In this post: Google Maps: Check Your Local Maps for Accuracy and then work to fix the mapping error. Also update other major map tools: Apple Maps, Bing Maps, HERE Maps, OpenStreetMap, MapBox, MapQuest, WAZE, Rand McNally.
Every travel marketing destination (DMO/CVB), tourism attraction and leisure activity should put itself in the driver’s seat to help steer (bad pun intended) visitors their way. The number of searches is huge, so we’ll write it once again: Google maps: check your local maps for accuracy. Take the wheel to make sure your tourism agency or business is listed, listed properly and a map marker plotted in the correct location on all the major online maps.
The most-utilized map service providers are:
- Apple Maps (defaults on iPhones)
- Google Maps (also a default on Android phones)
- Bing Maps (Microsoft)
- HERE Maps (Yahoo and Uber)
- OpenStreetMap (DuckDuckGo.com search engine and others)
- MapBox (used by Lonely Planet, National Geographic, Snapchat, United Airlines, The Weather Channel)
- MapQuest (owned by Verizon Media)
- WAZE (a social media traffic sharing app)
- Not as popular but a brand name mapmaker none-the-less … Rand McNally
One of the best ways to prioritize which map to tackle first is to consider major online travel planning and review sites:
- Yelp uses Google Maps
- TripAdvisor uses OpenStreetMap
- Google My Business uses Google maps

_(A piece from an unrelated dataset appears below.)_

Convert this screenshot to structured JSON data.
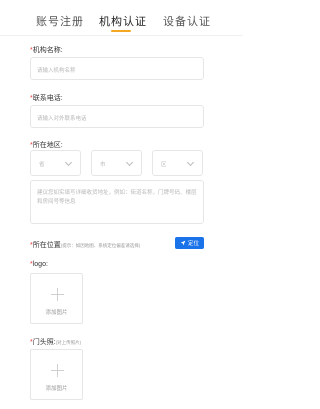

There are numerous offline travel map apps that can be downloaded and used without the benefit of Wi-Fi access. Perhaps those are best left to be added to the to-do list for a summer intern.
How to Fix a Map Error
So how do you fix a map issue? Within every U.S. county, typically the planning department is responsible for GPS (global positioning system) mapping.
One of our downtown destination clients maintains a list of attractions, restaurants, bar and lounges, and shops on its website. We noticed that individual business addresses that were recently added featured street names with NW or SW. Previously, the streets were listed as North, South, East or West as this area of the city is on an east-west grid pattern. We reached out to the local planning department and shared this oddity and within a short period of time the street directional names reverted back. However, planning departments don’t control all the elements that display on a map.
While working on a project for a well-known attraction, the marketing director of several years advised Google maps was listing a venue within their attraction versus the address at the main entrance. We noted this was an easy fix and explained how to update.
It’s important to check – Google Maps: Check Your Local Maps for Accuracy – on a routine or ongoing basis. Things can and do move when you aren’t looking. Some helpful but ill-informed individuals can make suggestions to map makers which can re-route all your hard work. If you’ve claimed your listing, Google will typically notify you of an impending change giving you the opportunity to agree or revert back to your original content.
Here is a helpful link that will give you immediate access to the most-popular map providers so you can quickly request an update:
At Flying Compass, we understand … it’s all about the experience. It’s important to do everything in your power to guarantee visitors a positive experience. We know that with positive engagement visitors will social share and perhaps become evangelists. Because of this, we offer webinars and workshops for the local tourism industry on how to put themselves on all the right maps and to place their map markers in the right spot.
If you’re looking to audit your destination’s visitor engagement experiences, or would like to schedule this topic as a workshop session for your industry, reach out to us at Flying Compass.